▸ Source records

..............................

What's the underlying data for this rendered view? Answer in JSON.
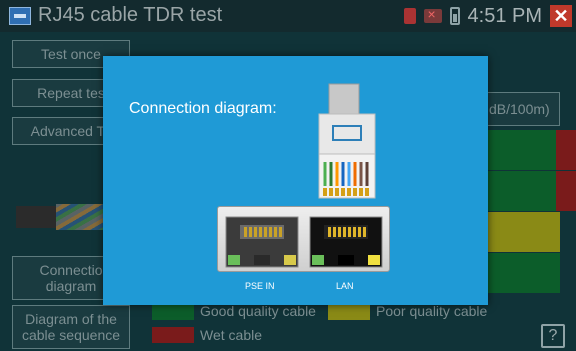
{
  "app": {
    "title": "RJ45 cable TDR test",
    "time": "4:51 PM"
  },
  "sidebar": {
    "test_once": "Test once",
    "repeat_test": "Repeat tes",
    "advanced_test": "Advanced Te",
    "connection_diagram": "Connectio\ndiagram",
    "cable_sequence": "Diagram of the cable sequence"
  },
  "panel": {
    "unit_label": "dB/100m)"
  },
  "legend": {
    "good": "Good quality cable",
    "poor": "Poor quality cable",
    "wet": "Wet cable"
  },
  "help_label": "?",
  "modal": {
    "title": "Connection diagram:",
    "port_left": "PSE IN",
    "port_right": "LAN"
  },
  "colors": {
    "modal_bg": "#1f9ad6",
    "good": "#0c5d2a",
    "poor": "#8a8a16",
    "wet": "#7a1b1b",
    "close": "#c0392b"
  },
  "icons": [
    "app-icon",
    "sd-card-icon",
    "network-off-icon",
    "battery-icon",
    "close-icon",
    "help-icon",
    "rj45-plug-icon",
    "ethernet-port-icon"
  ]
}
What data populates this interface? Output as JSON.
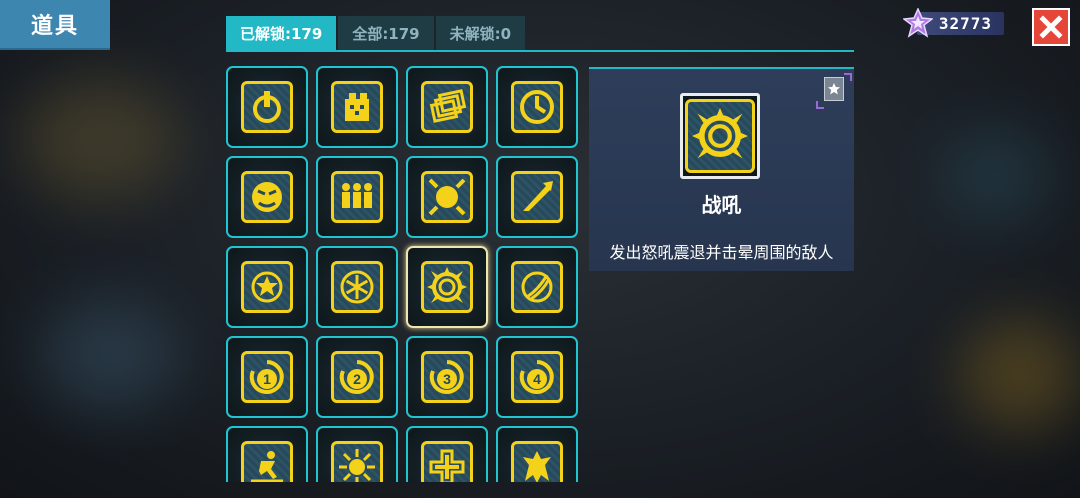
{
  "header": {
    "title": "道具"
  },
  "currency": {
    "icon": "star-gem-icon",
    "value": "32773"
  },
  "tabs": [
    {
      "label": "已解锁:179",
      "active": true
    },
    {
      "label": "全部:179",
      "active": false
    },
    {
      "label": "未解锁:0",
      "active": false
    }
  ],
  "items": [
    {
      "icon": "power-icon"
    },
    {
      "icon": "gift-box-icon"
    },
    {
      "icon": "stacked-cards-icon"
    },
    {
      "icon": "clock-icon"
    },
    {
      "icon": "angry-face-icon"
    },
    {
      "icon": "three-figures-icon"
    },
    {
      "icon": "blast-sun-icon"
    },
    {
      "icon": "slash-icon"
    },
    {
      "icon": "gear-burst-icon"
    },
    {
      "icon": "snowflake-icon"
    },
    {
      "icon": "roar-icon",
      "selected": true
    },
    {
      "icon": "claw-strike-icon"
    },
    {
      "icon": "number-1-icon",
      "text": "1"
    },
    {
      "icon": "number-2-icon",
      "text": "2"
    },
    {
      "icon": "number-3-icon",
      "text": "3"
    },
    {
      "icon": "number-4-icon",
      "text": "4"
    },
    {
      "icon": "runner-icon"
    },
    {
      "icon": "sunburst-icon"
    },
    {
      "icon": "cross-icon"
    },
    {
      "icon": "dragon-icon"
    }
  ],
  "detail": {
    "name": "战吼",
    "description": "发出怒吼震退并击晕周围的敌人",
    "icon": "roar-icon"
  },
  "colors": {
    "accent": "#22b8c6",
    "icon_yellow": "#f4d21a",
    "close_red": "#e6453a",
    "title_blue": "#3d86b0"
  }
}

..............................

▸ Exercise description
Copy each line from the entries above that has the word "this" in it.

▸ Output of the task
What's the underlying data for this rendered view? Answer in JSON.
What data populates this interface? Output as JSON.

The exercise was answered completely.